Perhaps this age started with the 2006 film The World’s Fastest Indian. An unexpected battle cry for the Boomers, the film would have flopped if it had been released any earlier.

Director Roger Donaldson had been working on the script since 1979 and although it took 25 years to get the finance, the timing was perfect. Imagine if it had been released in the late 1980s or early 1990s? There wasn’t much interest in what older people were doing back then.

Fast-forward to 2007 and 69-year-old mountaineer Werner Berger makes headlines for climbing the world’s seven summits. In 2013, 41-year-old Chris Horner wins Spain’s version of the Tour de France, becoming the oldest ever winner of a cycling grand tour. That year 34-year-old Valentino Rossi has his best result in MotoGP since 2010, finishing fourth overall.

In 2016, aged 37, Rossi finished second. He was lying fourth in last year’s title chase before he broke a leg. Rossi, who entered his 40th year in February, has said he “will probably race for the next two years” when discussing his future in a press conference during the recent test in Qatar. Will this Peter Pan retire when his age matches his racing number?

Another older rider has signed a new deal. Battered TT legend John McGuinness, 45, joins Norton for this year’s TT, saying the new deal with one of the sport’s oldest marques has given him “a new lease on life”.

Sports psychologists say motivation is key. Long-term success requires the athlete to actually enjoy the tiring, tedious and sometimes traumatic grind involved.

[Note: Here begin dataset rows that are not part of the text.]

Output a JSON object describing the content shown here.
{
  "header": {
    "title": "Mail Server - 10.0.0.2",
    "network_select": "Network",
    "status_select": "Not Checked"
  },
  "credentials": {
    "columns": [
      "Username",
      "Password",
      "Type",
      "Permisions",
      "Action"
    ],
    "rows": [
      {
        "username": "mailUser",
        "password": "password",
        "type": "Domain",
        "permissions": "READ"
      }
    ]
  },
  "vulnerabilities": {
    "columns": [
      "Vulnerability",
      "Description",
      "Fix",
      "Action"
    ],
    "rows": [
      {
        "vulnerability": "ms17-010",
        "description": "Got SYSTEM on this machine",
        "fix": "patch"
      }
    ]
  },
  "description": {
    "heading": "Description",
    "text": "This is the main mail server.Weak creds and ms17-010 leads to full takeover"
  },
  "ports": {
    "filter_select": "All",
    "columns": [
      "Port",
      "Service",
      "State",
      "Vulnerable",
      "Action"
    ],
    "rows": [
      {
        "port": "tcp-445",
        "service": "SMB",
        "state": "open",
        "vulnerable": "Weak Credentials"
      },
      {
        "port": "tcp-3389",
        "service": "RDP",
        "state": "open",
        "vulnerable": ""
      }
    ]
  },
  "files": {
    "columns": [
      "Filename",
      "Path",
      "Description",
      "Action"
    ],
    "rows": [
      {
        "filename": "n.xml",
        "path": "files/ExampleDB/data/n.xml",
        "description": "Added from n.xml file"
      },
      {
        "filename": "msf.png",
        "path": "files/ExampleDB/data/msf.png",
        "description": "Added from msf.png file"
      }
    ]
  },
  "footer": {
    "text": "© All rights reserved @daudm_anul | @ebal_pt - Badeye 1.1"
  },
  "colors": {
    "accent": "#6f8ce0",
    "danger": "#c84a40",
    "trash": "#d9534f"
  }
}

Back in 2014 Jeremy Burgess, who guided Rossi to his seven 500cc/MotoGP titles, explained the difference.

“Valentino loves the whole process of going racing and enjoys the riding almost as much as winning,” he said. “To me it’s all about winning so to stay there in MotoGP to go through that experience of not winning is a vastly different world to what I’ve lived in for the past 34 years.”

I asked Bayliss to explain his return to racing.

“Two months ago, I was pointed in that direction as a good option for sponsors and publicity,” he replied. He was under no illusions about the possibilities of becoming national champion.

“The only winner on the Panigale has been Shakey Byrne in the UK,” he said, referring to the veteran 41-year-old rider who has won the BSB title for the past two years. “It seems to suit dicky little tracks.”

Ducati hasn’t won a WSBK riders’ title since 2011 with Carlos Checa on the 1098R, a version of the bike Bayliss dominated on in 2008.

Chaz Davies is the only Ducati rider to consistently win World Superbike races, finishing runner-up in the past two seasons. Surprisingly, Bayliss qualified just two-tenths of a second behind Davies in his wildcard ride for Ducati when it visited Thailand for the first time in 2015. He finished ninth and 11th in the two races. The Bayliss racing return shouldn’t be a surprise.

At the opening of Ducati’s flagship store in Abu Dhabi back in 2013 the brand ambassador revealed his true feelings: “When I go to the races I don’t really enjoy that too much because I just feel like tearing the bike out of someone’s hands and having a go myself!” 

By Hamish Cooper

Bayliss and Rossi, Dutch MotoGP, 2003